Tanzanian Prime Minister Kassim Majaliwa has ordered the arrest of two traders who tried to dodge taxes by using his name to clear 44 trucks at the Dar es Salaam port.
Mr Majaliwa directed the Inspector General of Police Simon Sirro to apprehend the owners of two firms - Nas Company and Wallmark.
During an impromptu visit to the port on Wednesday, the Prime Minister also castigated the Tanzania Ports Authority (TPA) staff for not adhering to laid down procedures on cargo clearance.
"You should not allow someone to come here and tell you that he has been directed by the President or Vice President or even me to clear his cargo. You should always stick to the laws and procedures," he told them.
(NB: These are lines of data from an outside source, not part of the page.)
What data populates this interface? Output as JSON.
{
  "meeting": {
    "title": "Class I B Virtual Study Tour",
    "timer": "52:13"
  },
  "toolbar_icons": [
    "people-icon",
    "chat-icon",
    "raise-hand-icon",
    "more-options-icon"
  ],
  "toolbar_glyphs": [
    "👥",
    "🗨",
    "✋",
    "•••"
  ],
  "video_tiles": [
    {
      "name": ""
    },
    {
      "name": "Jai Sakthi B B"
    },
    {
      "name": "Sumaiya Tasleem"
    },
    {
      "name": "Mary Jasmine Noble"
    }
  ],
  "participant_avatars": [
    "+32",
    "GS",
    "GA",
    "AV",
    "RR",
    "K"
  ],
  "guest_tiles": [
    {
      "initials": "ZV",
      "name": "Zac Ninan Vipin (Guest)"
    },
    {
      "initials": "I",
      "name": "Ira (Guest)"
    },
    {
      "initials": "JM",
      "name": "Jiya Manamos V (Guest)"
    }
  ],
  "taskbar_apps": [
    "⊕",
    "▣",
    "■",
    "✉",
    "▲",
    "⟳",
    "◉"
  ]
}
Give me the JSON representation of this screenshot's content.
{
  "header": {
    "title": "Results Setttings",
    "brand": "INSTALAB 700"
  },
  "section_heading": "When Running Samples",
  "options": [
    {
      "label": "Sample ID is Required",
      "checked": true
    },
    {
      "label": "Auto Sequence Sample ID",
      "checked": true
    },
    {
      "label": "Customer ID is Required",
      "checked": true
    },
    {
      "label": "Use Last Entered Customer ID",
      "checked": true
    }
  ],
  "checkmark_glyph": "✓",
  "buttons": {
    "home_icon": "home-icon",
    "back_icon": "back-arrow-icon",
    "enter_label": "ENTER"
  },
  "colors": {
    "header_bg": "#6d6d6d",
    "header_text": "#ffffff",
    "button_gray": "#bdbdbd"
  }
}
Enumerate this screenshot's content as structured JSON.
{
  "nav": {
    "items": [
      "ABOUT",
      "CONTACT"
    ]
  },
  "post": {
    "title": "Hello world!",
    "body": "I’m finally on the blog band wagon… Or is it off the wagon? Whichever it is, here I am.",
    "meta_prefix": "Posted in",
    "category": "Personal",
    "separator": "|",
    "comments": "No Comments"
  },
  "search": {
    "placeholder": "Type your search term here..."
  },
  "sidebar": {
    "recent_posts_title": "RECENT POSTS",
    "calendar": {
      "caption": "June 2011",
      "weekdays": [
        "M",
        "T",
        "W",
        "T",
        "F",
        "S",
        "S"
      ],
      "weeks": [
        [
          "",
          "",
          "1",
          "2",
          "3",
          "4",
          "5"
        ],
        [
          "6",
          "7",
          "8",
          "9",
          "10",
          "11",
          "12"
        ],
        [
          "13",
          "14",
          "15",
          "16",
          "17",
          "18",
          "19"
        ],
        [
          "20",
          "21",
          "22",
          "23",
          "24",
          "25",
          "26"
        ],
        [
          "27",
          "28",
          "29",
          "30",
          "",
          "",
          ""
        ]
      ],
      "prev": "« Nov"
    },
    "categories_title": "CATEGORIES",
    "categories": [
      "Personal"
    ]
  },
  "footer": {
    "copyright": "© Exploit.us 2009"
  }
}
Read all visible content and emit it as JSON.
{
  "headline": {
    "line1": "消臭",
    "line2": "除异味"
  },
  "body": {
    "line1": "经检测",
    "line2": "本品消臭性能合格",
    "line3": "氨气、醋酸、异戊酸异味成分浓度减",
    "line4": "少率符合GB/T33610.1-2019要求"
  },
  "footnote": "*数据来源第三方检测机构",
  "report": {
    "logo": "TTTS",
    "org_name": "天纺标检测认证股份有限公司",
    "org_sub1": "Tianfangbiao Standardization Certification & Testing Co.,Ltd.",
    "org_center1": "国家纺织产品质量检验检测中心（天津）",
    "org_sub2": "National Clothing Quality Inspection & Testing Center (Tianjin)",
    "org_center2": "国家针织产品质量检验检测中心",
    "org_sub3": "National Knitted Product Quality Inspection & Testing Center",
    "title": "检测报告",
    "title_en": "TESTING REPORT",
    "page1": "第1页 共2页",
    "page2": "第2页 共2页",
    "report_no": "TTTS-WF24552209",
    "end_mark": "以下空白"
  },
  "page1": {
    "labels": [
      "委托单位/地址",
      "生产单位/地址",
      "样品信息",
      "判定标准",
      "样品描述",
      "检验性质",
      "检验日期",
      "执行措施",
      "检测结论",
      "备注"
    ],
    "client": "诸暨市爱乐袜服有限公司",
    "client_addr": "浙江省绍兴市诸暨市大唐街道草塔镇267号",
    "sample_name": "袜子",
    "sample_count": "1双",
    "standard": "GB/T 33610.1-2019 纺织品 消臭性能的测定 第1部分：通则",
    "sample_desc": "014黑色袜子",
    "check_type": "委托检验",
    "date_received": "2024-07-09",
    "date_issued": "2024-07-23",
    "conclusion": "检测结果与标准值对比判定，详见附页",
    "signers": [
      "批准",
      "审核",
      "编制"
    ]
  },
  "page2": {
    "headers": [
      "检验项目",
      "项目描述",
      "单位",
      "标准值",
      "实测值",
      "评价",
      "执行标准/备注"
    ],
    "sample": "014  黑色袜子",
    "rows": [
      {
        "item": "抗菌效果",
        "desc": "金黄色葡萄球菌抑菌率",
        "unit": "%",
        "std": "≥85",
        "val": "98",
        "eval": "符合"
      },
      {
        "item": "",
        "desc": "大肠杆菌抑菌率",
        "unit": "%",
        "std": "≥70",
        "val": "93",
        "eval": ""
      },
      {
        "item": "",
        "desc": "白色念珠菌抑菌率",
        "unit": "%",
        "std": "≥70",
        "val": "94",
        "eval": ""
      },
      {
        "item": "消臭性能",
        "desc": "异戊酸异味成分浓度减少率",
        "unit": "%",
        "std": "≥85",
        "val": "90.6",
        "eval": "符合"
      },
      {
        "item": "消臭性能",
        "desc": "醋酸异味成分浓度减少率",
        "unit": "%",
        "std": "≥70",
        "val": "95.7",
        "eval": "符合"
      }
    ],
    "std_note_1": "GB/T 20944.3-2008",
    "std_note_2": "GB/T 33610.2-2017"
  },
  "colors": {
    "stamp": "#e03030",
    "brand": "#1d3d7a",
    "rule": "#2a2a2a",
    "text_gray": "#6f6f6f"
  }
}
According to the premier, the traders tried to con authorities to clear the trucks which had been imported from Turkey in 2015 and had been lying at the port.
"The owners of the trailers had only paid 30 per cent of the bill of lading and they tried to use my name to get exempted," he said.
He said registration of the trucks without due payment of revenues was not only a violation of Tanzania's law but could also tarnish trade relations with Turkey.
He added that clearance of the trucks could have seen the Turkish manufacturers, Serin, lose dues still owed to them.
Already, Mr Majaliwa said, the firm had written a complaint letter over the issue to Tanzania Embassy in Turkey.
The Prime Minister's visit to the Dar port came days after President John Magufuli ordered the auction of cargo lying unclaimed for more than the set 21 days.
The President had also made an impromptu visit to the port where he found more than 50 vehicles abandoned for two years and which had been allegedly imported by the government.
"There is a syndicate that imports vehicles for private use alongside those being imported by the government and leaves the tax burden to the government," he said.
Dr Magufuli gave a seven-day ultimatum to the taxman, Finance ministry, port authority and anti-corruption agency to unearth the "real owner" of the vehicles "even if he or she is some big shot."
He added that he had credible information on who owned the vehicles and the purpose for which they had been imported. He said the directive to expose the owner was aimed at testing whether those tasked with the job could come up with the "right answer".
The head of State said some unscrupulous individuals have been dodging tax by manipulating the government's procurement and importation systems.
"The whole car importation system is a problem. That is why specifications for the imported cars have not been given."